While software drives the innovation economy, billions of dollars are wasted on project failures, bug fixes, and maintenance errors. Surveys and studies have consistently shown that 50%-75% of software projects are consumed by bug fixes and maintenance. One root cause of this problem is the use of current mainstream, imperative languages whose manual, low-level approach is error-prone and likely to generate spaghetti code when patched enough times.
This problem is well known but perpetuated because the vast majority of programmers, managers, and even journalists just believe "this is the way things always are." They try to improve around the edges with better testing tools, Agile, etc. But these aren't root solutions: They are workarounds. Poorly designed code in any language is a problem, but Haskell eliminates the spaghetti code via its type system, high-level syntax, and readability. Says one Haskell project leader, "We could revisit what we wrote in Haskell more than two years before and know exactly what was going on." This is difficult, if not infeasible, for most programs in Java, C++, Python, and other imperative languages.
Haskell's Sweet Spots
Algorithmic domains fit Haskell's algebraic and logical foundations well, as do problems that require parallel solutions. It is increasingly being adopted in enterprises, especially in data-intensive industries and domains such as financial services, big data applications, Big Pharma, and biotech, oil and gas, and consumer data.
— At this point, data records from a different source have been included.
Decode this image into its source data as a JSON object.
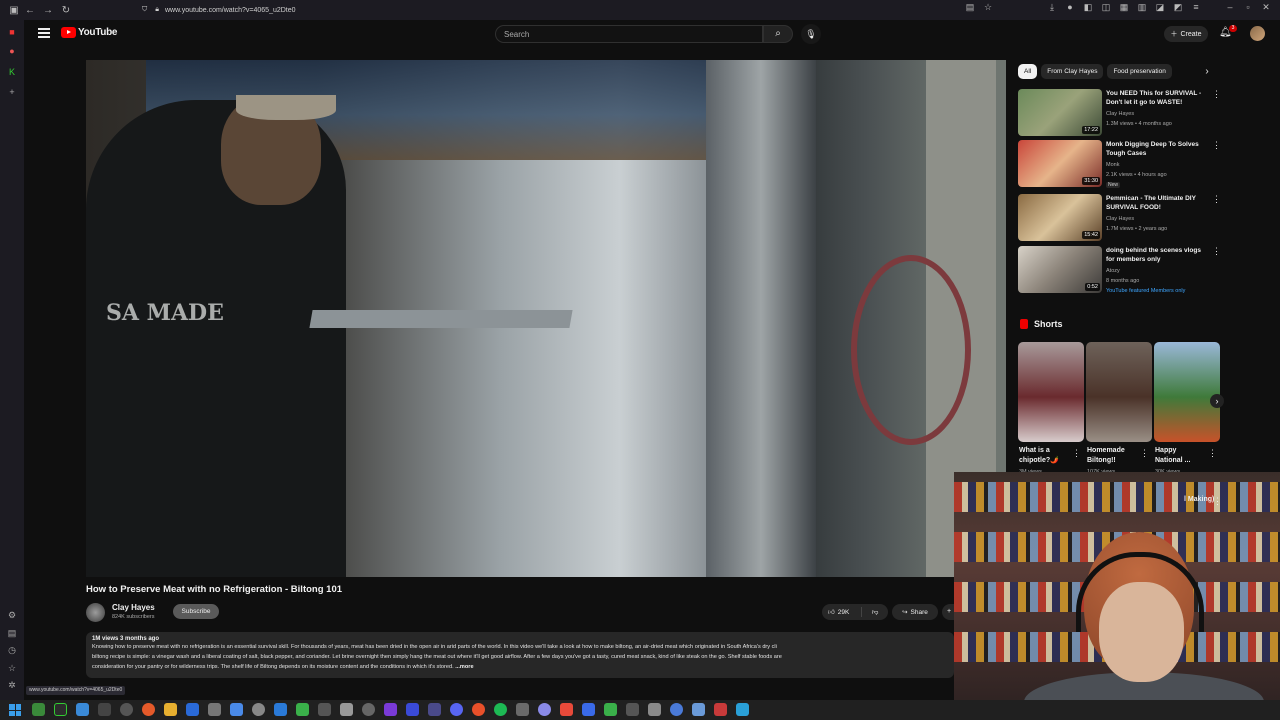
{
  "browser": {
    "url": "www.youtube.com/watch?v=4065_u2Dte0",
    "status_url": "www.youtube.com/watch?v=4065_u2Dte0"
  },
  "header": {
    "logo_text": "YouTube",
    "search_placeholder": "Search",
    "create_label": "Create",
    "notification_count": "3"
  },
  "video": {
    "title": "How to Preserve Meat with no Refrigeration - Biltong 101",
    "channel": "Clay Hayes",
    "subscribers": "824K subscribers",
    "subscribe_label": "Subscribe",
    "likes": "29K",
    "share_label": "Share",
    "overlay_text": "SA MADE",
    "description": {
      "meta": "1M views  3 months ago",
      "line1": "Knowing how to preserve meat with no refrigeration is an essential survival skill. For thousands of years, meat has been dried in the open air in arid parts of the world. In this video we'll take a look at how to make biltong, an air-dried meat which originated in South Africa's dry cli",
      "line2": "biltong recipe is simple: a vinegar wash and a liberal coating of salt, black pepper, and coriander. Let brine overnight then simply hang the meat out where it'll get good airflow. After a few days you've got a tasty, cured meat snack, kind of like steak on the go. Shelf stable foods are",
      "line3": "consideration for your pantry or for wilderness trips. The shelf life of Biltong depends on its moisture content and the conditions in which it's stored.",
      "more": "...more"
    }
  },
  "chips": [
    "All",
    "From Clay Hayes",
    "Food preservation"
  ],
  "recommendations": [
    {
      "title": "You NEED This for SURVIVAL - Don't let it go to WASTE!",
      "channel": "Clay Hayes",
      "stats": "1.3M views • 4 months ago",
      "duration": "17:22",
      "badge": ""
    },
    {
      "title": "Monk Digging Deep To Solves Tough Cases",
      "channel": "Monk",
      "stats": "2.1K views • 4 hours ago",
      "duration": "31:30",
      "badge": "New"
    },
    {
      "title": "Pemmican - The Ultimate DIY SURVIVAL FOOD!",
      "channel": "Clay Hayes",
      "stats": "1.7M views • 2 years ago",
      "duration": "15:42",
      "badge": ""
    },
    {
      "title": "doing behind the scenes vlogs for members only",
      "channel": "Atozy",
      "stats": "8 months ago",
      "duration": "0:52",
      "badge": "YouTube featured  Members only"
    }
  ],
  "shorts": {
    "heading": "Shorts",
    "items": [
      {
        "title": "What is a chipotle?🌶️",
        "views": "3M views"
      },
      {
        "title": "Homemade Biltong!!",
        "views": "107K views"
      },
      {
        "title": "Happy National ...",
        "views": "30K views"
      }
    ],
    "partial_next": "l Making)"
  },
  "colors": {
    "accent": "#ff0000",
    "background": "#0f0f0f",
    "chip": "#272727"
  }
}
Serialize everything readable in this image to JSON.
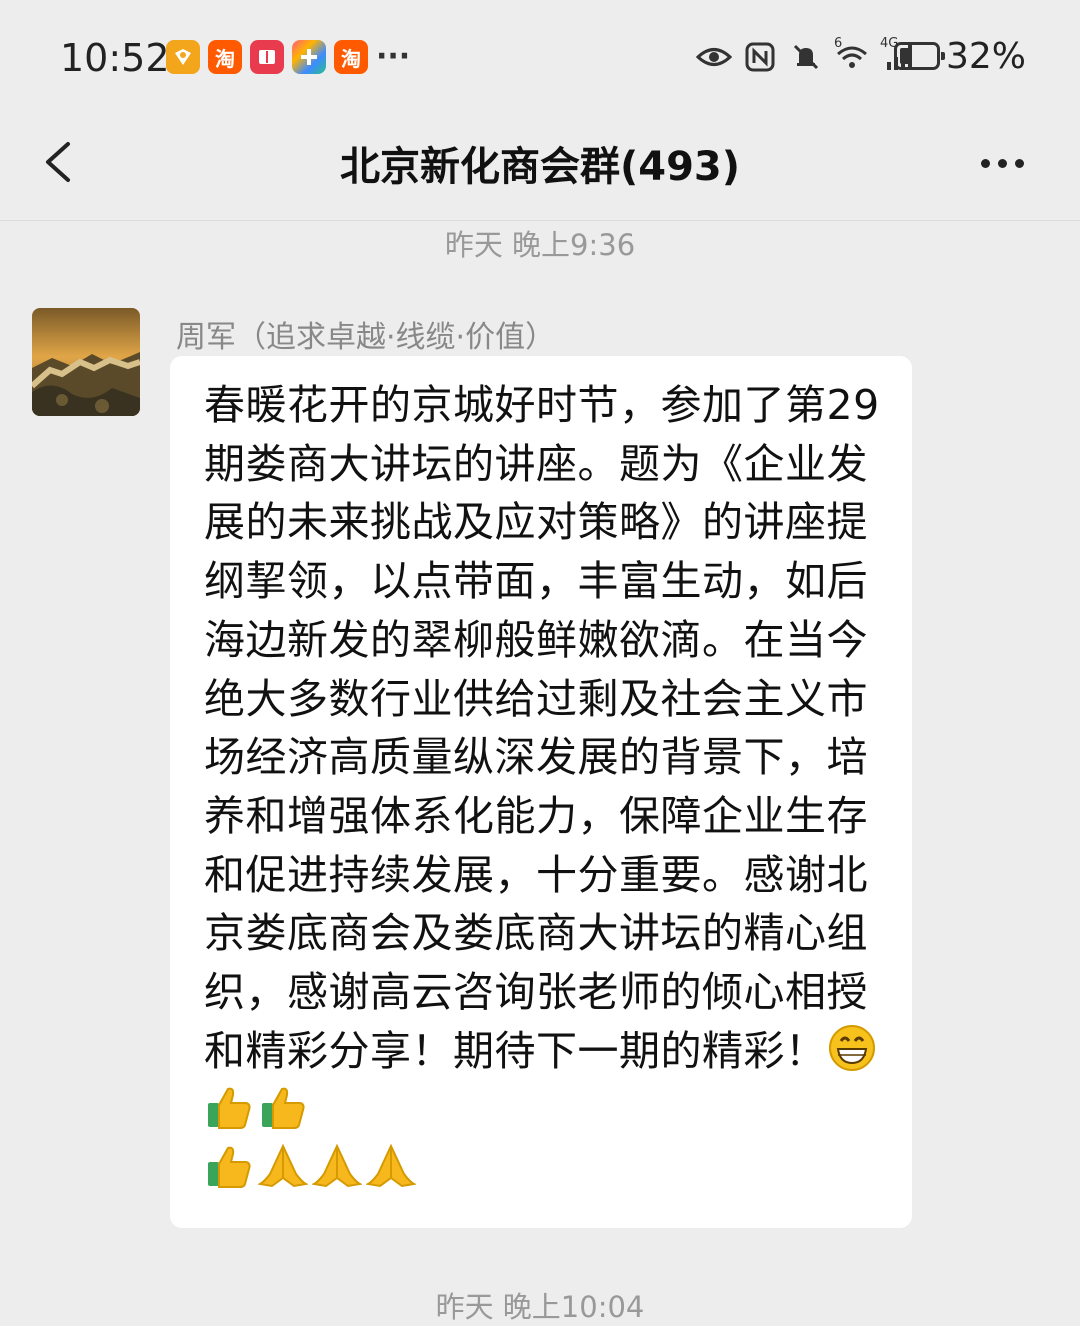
{
  "status_bar": {
    "time": "10:52",
    "notification_icons": [
      {
        "name": "app-yellow-icon",
        "label": "",
        "color": "#f3a51b"
      },
      {
        "name": "taobao-icon",
        "label": "淘",
        "color": "#ff5a00"
      },
      {
        "name": "book-app-icon",
        "label": "",
        "color": "#e83b4e"
      },
      {
        "name": "colorful-app-icon",
        "label": "",
        "color": "#3d8bff"
      },
      {
        "name": "taobao-icon-2",
        "label": "淘",
        "color": "#ff5a00"
      }
    ],
    "more_indicator": "···",
    "network_labels": {
      "wifi": "6",
      "cellular": "4G"
    },
    "battery_percent": "32%",
    "battery_level": 0.32
  },
  "header": {
    "title": "北京新化商会群(493)"
  },
  "chat": {
    "timestamp_1": "昨天 晚上9:36",
    "message": {
      "sender": "周军（追求卓越·线缆·价值）",
      "text": "春暖花开的京城好时节，参加了第29 期娄商大讲坛的讲座。题为《企业发展的未来挑战及应对策略》的讲座提纲挈领，以点带面，丰富生动，如后海边新发的翠柳般鲜嫩欲滴。在当今绝大多数行业供给过剩及社会主义市场经济高质量纵深发展的背景下，培养和增强体系化能力，保障企业生存和促进持续发展，十分重要。感谢北京娄底商会及娄底商大讲坛的精心组织，感谢高云咨询张老师的倾心相授和精彩分享！期待下一期的精彩！",
      "emojis": [
        "grin",
        "thumbs-up",
        "thumbs-up",
        "thumbs-up",
        "pray",
        "pray",
        "pray"
      ]
    },
    "timestamp_2": "昨天 晚上10:04"
  },
  "colors": {
    "background": "#ededed",
    "bubble": "#ffffff",
    "timestamp": "#999999",
    "sender": "#888888"
  }
}
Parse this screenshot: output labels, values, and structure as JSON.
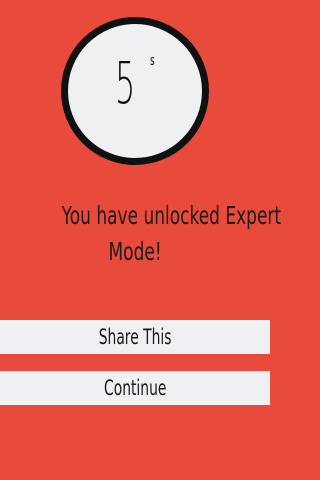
{
  "timer": {
    "value": "5",
    "unit": "s"
  },
  "message": {
    "line1": "You have unlocked Expert",
    "line2": "Mode!"
  },
  "buttons": {
    "share_label": "Share This",
    "continue_label": "Continue"
  },
  "colors": {
    "background": "#e84a3c",
    "panel": "#eef0f1",
    "text": "#1a1a1a",
    "ring": "#111111"
  }
}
Another important Haskell benefit is performance and its fast prototyping capabilities. The huge difference with other fast prototyping languages such as Ruby and Python is that a Haskell prototype can become the real app and stand the test of time due to its conciseness and correctness. A Ruby hack is easy to do, but gets you a lifetime of headaches down the road as you grow. For a startup, this accelerated time to market can be significant especially in light of the reduction in repetitive testing and debugging.
The New York Times recently used Haskell to present Fashion Week, a processing-intensive app that used numerous images and required massive amounts of analysis. The lead developer on the project, Erik Hinton, wrote, "We chose Haskell because we anticipated doing a large amount of fine-tuning to get the analysis to work well." Compared with the Ruby prototype, the Haskell code with the Repa library ran 100X faster, in part because "the mathematical assurances made by Haskell's type system meant they could automatically parallelize the operation over multiple CPU-cores without changing a single line of code."
Consequently, if a high-level language that defines processing in terms of intended outcome, rather than through elaboration of individual operations; compiles to fast, native code; and is easy to parallelize fits your needs, I suggest Haskell might just be the language you're looking for.
Aaron Contorer is the CEO of FP Complete, a company that specializes in tools for Haskell developers. Earlier, he was at Microsoft, where he worked on the Visual Studio product and served as a technology adviser to Bill Gates.